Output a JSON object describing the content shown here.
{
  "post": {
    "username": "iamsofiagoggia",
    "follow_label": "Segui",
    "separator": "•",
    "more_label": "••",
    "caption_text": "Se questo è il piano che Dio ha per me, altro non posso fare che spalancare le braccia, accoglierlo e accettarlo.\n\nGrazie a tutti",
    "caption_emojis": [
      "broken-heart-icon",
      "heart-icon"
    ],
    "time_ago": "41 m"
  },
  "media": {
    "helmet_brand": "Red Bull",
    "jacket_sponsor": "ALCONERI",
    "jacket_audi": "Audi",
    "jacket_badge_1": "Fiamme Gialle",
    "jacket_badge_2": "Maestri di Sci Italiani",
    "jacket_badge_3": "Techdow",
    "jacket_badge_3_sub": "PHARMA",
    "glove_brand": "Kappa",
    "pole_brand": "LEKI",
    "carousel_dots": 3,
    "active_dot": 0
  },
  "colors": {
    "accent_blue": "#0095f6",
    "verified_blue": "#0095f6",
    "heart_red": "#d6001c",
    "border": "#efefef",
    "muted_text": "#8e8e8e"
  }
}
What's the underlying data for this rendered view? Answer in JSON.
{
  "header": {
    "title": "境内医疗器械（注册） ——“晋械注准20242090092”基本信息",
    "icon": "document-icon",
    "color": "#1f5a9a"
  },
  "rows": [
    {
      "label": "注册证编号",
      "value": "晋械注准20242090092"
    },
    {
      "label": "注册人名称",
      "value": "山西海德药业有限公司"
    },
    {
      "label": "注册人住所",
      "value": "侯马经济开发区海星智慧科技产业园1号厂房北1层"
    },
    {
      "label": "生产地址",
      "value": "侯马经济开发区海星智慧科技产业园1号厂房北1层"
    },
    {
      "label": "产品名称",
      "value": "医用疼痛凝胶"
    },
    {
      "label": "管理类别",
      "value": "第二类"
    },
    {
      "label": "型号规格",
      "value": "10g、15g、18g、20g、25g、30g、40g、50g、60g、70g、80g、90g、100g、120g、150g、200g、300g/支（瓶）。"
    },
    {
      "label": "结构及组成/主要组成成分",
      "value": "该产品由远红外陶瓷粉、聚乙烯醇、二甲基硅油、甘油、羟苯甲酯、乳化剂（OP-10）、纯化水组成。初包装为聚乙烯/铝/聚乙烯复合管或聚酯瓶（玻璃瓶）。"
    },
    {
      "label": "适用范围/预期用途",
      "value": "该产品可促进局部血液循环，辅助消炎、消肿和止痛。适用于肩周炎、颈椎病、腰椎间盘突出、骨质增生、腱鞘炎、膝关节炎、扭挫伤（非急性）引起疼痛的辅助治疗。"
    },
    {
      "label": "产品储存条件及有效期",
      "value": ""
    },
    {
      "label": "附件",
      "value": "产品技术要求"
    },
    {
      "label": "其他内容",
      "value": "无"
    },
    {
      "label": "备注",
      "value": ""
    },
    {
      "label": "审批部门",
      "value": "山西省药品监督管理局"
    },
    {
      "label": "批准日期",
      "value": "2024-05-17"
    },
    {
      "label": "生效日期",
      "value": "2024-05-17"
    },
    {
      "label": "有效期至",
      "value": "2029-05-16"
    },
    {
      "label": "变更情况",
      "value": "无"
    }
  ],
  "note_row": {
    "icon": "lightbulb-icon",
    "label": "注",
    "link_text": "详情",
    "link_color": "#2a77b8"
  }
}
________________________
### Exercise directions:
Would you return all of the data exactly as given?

### Answer section:
Output a JSON object describing the content shown here.
{
  "post": {
    "username": "iamsofiagoggia",
    "follow_label": "Segui",
    "separator": "•",
    "more_label": "••",
    "caption_text": "Se questo è il piano che Dio ha per me, altro non posso fare che spalancare le braccia, accoglierlo e accettarlo.\n\nGrazie a tutti",
    "caption_emojis": [
      "broken-heart-icon",
      "heart-icon"
    ],
    "time_ago": "41 m"
  },
  "media": {
    "helmet_brand": "Red Bull",
    "jacket_sponsor": "ALCONERI",
    "jacket_audi": "Audi",
    "jacket_badge_1": "Fiamme Gialle",
    "jacket_badge_2": "Maestri di Sci Italiani",
    "jacket_badge_3": "Techdow",
    "jacket_badge_3_sub": "PHARMA",
    "glove_brand": "Kappa",
    "pole_brand": "LEKI",
    "carousel_dots": 3,
    "active_dot": 0
  },
  "colors": {
    "accent_blue": "#0095f6",
    "verified_blue": "#0095f6",
    "heart_red": "#d6001c",
    "border": "#efefef",
    "muted_text": "#8e8e8e"
  }
}
What's the underlying data for this rendered view? Answer in JSON.
{
  "header": {
    "title": "境内医疗器械（注册） ——“晋械注准20242090092”基本信息",
    "icon": "document-icon",
    "color": "#1f5a9a"
  },
  "rows": [
    {
      "label": "注册证编号",
      "value": "晋械注准20242090092"
    },
    {
      "label": "注册人名称",
      "value": "山西海德药业有限公司"
    },
    {
      "label": "注册人住所",
      "value": "侯马经济开发区海星智慧科技产业园1号厂房北1层"
    },
    {
      "label": "生产地址",
      "value": "侯马经济开发区海星智慧科技产业园1号厂房北1层"
    },
    {
      "label": "产品名称",
      "value": "医用疼痛凝胶"
    },
    {
      "label": "管理类别",
      "value": "第二类"
    },
    {
      "label": "型号规格",
      "value": "10g、15g、18g、20g、25g、30g、40g、50g、60g、70g、80g、90g、100g、120g、150g、200g、300g/支（瓶）。"
    },
    {
      "label": "结构及组成/主要组成成分",
      "value": "该产品由远红外陶瓷粉、聚乙烯醇、二甲基硅油、甘油、羟苯甲酯、乳化剂（OP-10）、纯化水组成。初包装为聚乙烯/铝/聚乙烯复合管或聚酯瓶（玻璃瓶）。"
    },
    {
      "label": "适用范围/预期用途",
      "value": "该产品可促进局部血液循环，辅助消炎、消肿和止痛。适用于肩周炎、颈椎病、腰椎间盘突出、骨质增生、腱鞘炎、膝关节炎、扭挫伤（非急性）引起疼痛的辅助治疗。"
    },
    {
      "label": "产品储存条件及有效期",
      "value": ""
    },
    {
      "label": "附件",
      "value": "产品技术要求"
    },
    {
      "label": "其他内容",
      "value": "无"
    },
    {
      "label": "备注",
      "value": ""
    },
    {
      "label": "审批部门",
      "value": "山西省药品监督管理局"
    },
    {
      "label": "批准日期",
      "value": "2024-05-17"
    },
    {
      "label": "生效日期",
      "value": "2024-05-17"
    },
    {
      "label": "有效期至",
      "value": "2029-05-16"
    },
    {
      "label": "变更情况",
      "value": "无"
    }
  ],
  "note_row": {
    "icon": "lightbulb-icon",
    "label": "注",
    "link_text": "详情",
    "link_color": "#2a77b8"
  }
}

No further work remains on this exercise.